 #### OVERVIEW

Table calculation in Tableau has 5 rank types in its arsenal, and often the different types confuse users in their decision to choose the one they really need. This post is an attempt to clarify the differences between each rank. Each rank type will be described with examples here.

#### RANK()… yes, just RANK

RANK() is probably the first function which a Tableau user investigates when he needs to range their data. RANK can be defined as in this post:

RANK gives you the ranking within your ordered partition. Ties are assigned the same rank, with the next ranking(s) skipped.

It means having numbers sorted in order, the rank will be assigned in descending order by default for each number. Furthermore, if there are two or more same numbers, then the next rankings are skipped by the number of the repeated values. If the ranking needs to be in ascending order, the user has to specify it. The function interface is RANK(expression, [‘acs’ | ‘desc’]), where expression is aggregate over a field and instead of [‘asc’ | ‘desc’] write either ‘asc’ or ‘desc’. Note that ‘desc’ can be skipped because it is a default value. Below is an example. The data set used for the examples is publicly available on the Internet and called Sample – EU Superstore. The RANK() function is applied to the unique number of products the customer purchased during the considered period. We can see that the lowest rank (1) is assigned to the highest number of products (35) in the rank descending column. One can also note that if there are repeated numbers, then they have the same rank. However, the following rank continues with the rank equal to the rank number of the repeated values plus the number of times the repeated values occurred. Basically,  the two repeated values 32 have the same rank of 3, but the next value 31 is ranked as 3 + 2 = 5. For the ascending order, the rank starts with the total number of rows and then decreases. In addition, it is interesting to note that the missing gap is before the repeated values in the ascending case.

Note: sorting in order was performed here and below only for simplicity. In real calculations, sorting is not needed.

#### RANK_MODIFIED

RANK_MODIFIED() is very similar to RANK(). However, the gap is not after the repeated number but before. For the number of the repeated products 32, we can observe the gap in rank before them. So, we can see that the missing rank is 3. Taking a close look, we can see that in opposition to the RANK() function, the gap occurs in the rank_modified column after the repeated values.

#### RANK_DENSE

RANK_DENSE() function is similar to the two previous functions with one exception. RANK_DENSE does not have the gaps as it presented for the ascending and descending orders below: #### RANK_UNIQUE()

RANK_UNIQUE() assign unique rank values despite repeated values in the # of unique products columns. Furthermore, this rank type does not have any gaps. #### RANK_PERCENTILE()

RANK_PERCENTILE() is the last and probably the most confusing type of rank function. Let’s first recall what percentile is. As it stated in mathsisfun :

Percentile: the value below which a percentage of data falls.

On PALLIPEDIA, the percentile is defined as:

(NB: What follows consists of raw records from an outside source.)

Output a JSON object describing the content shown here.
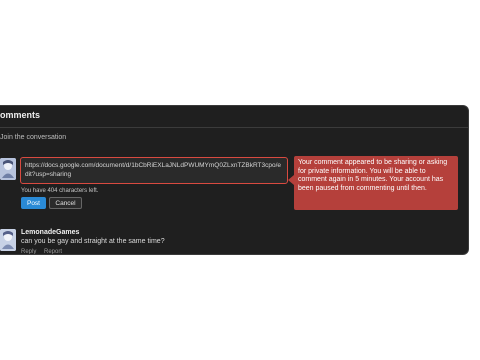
{
  "panel": {
    "title": "omments",
    "subhead": "Join the conversation"
  },
  "composer": {
    "input_value": "https://docs.google.com/document/d/1bCbRiEXLaJNLdPWUMYmQ0ZLxnTZBkRT3cpo/edit?usp=sharing",
    "char_count": "You have 404 characters left.",
    "post_label": "Post",
    "cancel_label": "Cancel"
  },
  "warning": {
    "text": "Your comment appeared to be sharing or asking for private information. You will be able to comment again in 5 minutes. Your account has been paused from commenting until then."
  },
  "comment": {
    "author": "LemonadeGames",
    "text": "can you be gay and straight at the same time?",
    "reply_label": "Reply",
    "report_label": "Report"
  },
  "colors": {
    "panel_bg": "#1f1f1f",
    "warning_bg": "#b5403b",
    "post_button": "#2a8ad6",
    "input_border": "#d94a40"
  }
}
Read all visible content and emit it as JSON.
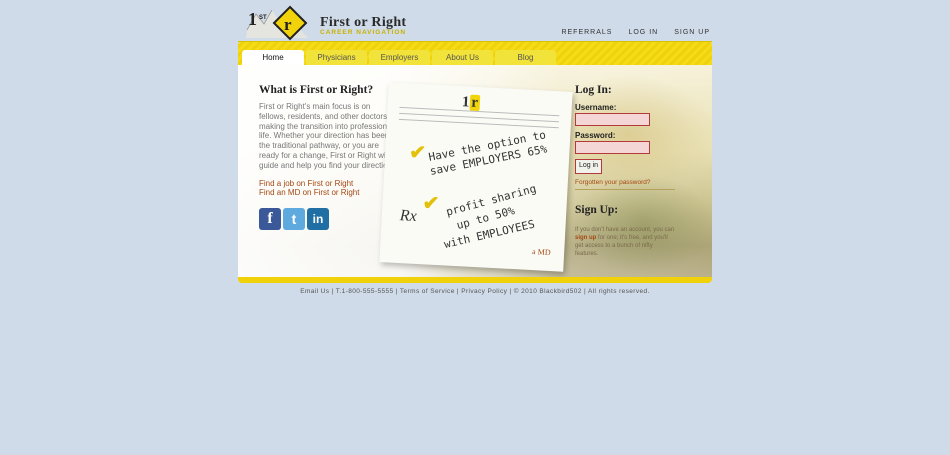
{
  "brand": {
    "title": "First or Right",
    "subtitle": "CAREER NAVIGATION"
  },
  "top_links": [
    "REFERRALS",
    "LOG IN",
    "SIGN UP"
  ],
  "tabs": [
    "Home",
    "Physicians",
    "Employers",
    "About Us",
    "Blog"
  ],
  "main": {
    "heading": "What is First or Right?",
    "intro": "First or Right's main focus is on fellows, residents, and other doctors making the transition into professional life. Whether your direction has been the traditional pathway, or you are ready for a change, First or Right will guide and help you find your direction.",
    "link_job": "Find a job on First or Right",
    "link_md": "Find an MD on First or Right"
  },
  "rx_note": {
    "line1": "Have the option to",
    "line2": "save EMPLOYERS 65%",
    "line3": "profit sharing",
    "line4": "up to 50%",
    "line5": "with EMPLOYEES",
    "symbol": "Rx",
    "signature": "a MD"
  },
  "login": {
    "heading": "Log In:",
    "username_label": "Username:",
    "password_label": "Password:",
    "button": "Log in",
    "forgot": "Forgotten your password?"
  },
  "signup": {
    "heading": "Sign Up:",
    "text_before": "If you don't have an account, you can",
    "link": "sign up",
    "text_after": "for one; it's free, and you'll get access to a bunch of nifty features."
  },
  "footer": "Email Us | T.1-800-555-5555 | Terms of Service | Privacy Policy | © 2010 Blackbird502 | All rights reserved.",
  "colors": {
    "accent_yellow": "#f1d20a",
    "link_brown": "#a44812",
    "page_bg": "#cfdbe8"
  }
}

A percentile (or a centile) is a measure used in statistics indicating the value below which a given percentage of observations in a group of observations fall. For example, the 20th percentile is the value (or score) below which 20% of the observations may be found.

For simplicity, consider numbers from 1 to 100 in columns row index on the picture below, and they are in order. We want to apply percentile to this column. If we pick the row index equal to 20 then 20% of all numbers are below or equal to 20. This is valid for every percentile in this table. If we split out percentiles by 4, we obtain so-called quartiles (25%, 50%, 75%, and 100%). Similarly, deciles split the data into 10% groups, but this is not the scope of this work. The same concept can be applied to any column with different values. For instance, it can be # of unique products in our original table. So, applying the rank_percentile function, we obtain the following table for ascending and descending order: Note that for RANK_PERCENTILE(), ‘asc’ is a default value, and you can see that the rank can be repeated for this function.

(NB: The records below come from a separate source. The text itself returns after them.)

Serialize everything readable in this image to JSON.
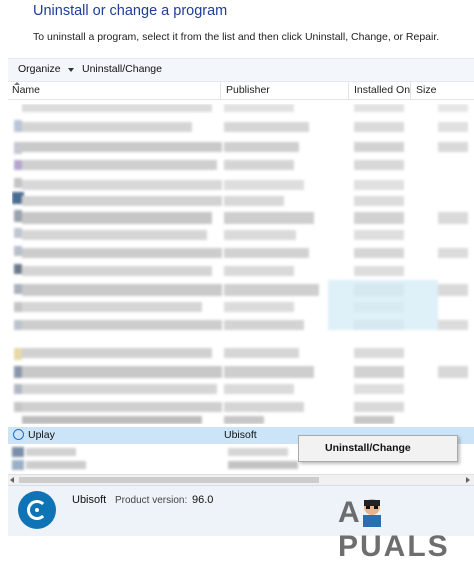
{
  "title": "Uninstall or change a program",
  "instruction": "To uninstall a program, select it from the list and then click Uninstall, Change, or Repair.",
  "toolbar": {
    "organize_label": "Organize",
    "uninstall_change_label": "Uninstall/Change"
  },
  "columns": {
    "name": "Name",
    "publisher": "Publisher",
    "installed_on": "Installed On",
    "size": "Size"
  },
  "selected_row": {
    "name": "Uplay",
    "publisher": "Ubisoft"
  },
  "context_menu": {
    "item": "Uninstall/Change"
  },
  "details": {
    "publisher": "Ubisoft",
    "product_version_label": "Product version:",
    "product_version": "96.0"
  },
  "watermark": "A  PUALS",
  "icons": [
    "uplay-icon",
    "ubisoft-logo",
    "dropdown-caret-icon",
    "sort-caret-icon"
  ]
}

#### SUMMARY

In this work, we learned about 5 different rank types in Tableau. We have seen that the variety of ranks gives you flexibility for solving different problems. RANK(), RANK_MODIFIED() or RAND_DENSE() can be used to ignore the repeated values assigning the same rank to them. RANK_DENSE is used when you need to take into account the repeated values by given to each value its own rank even if the numbers are repeated. Finally, one can rank values by precentile using the RANK_PERCENTILE() function.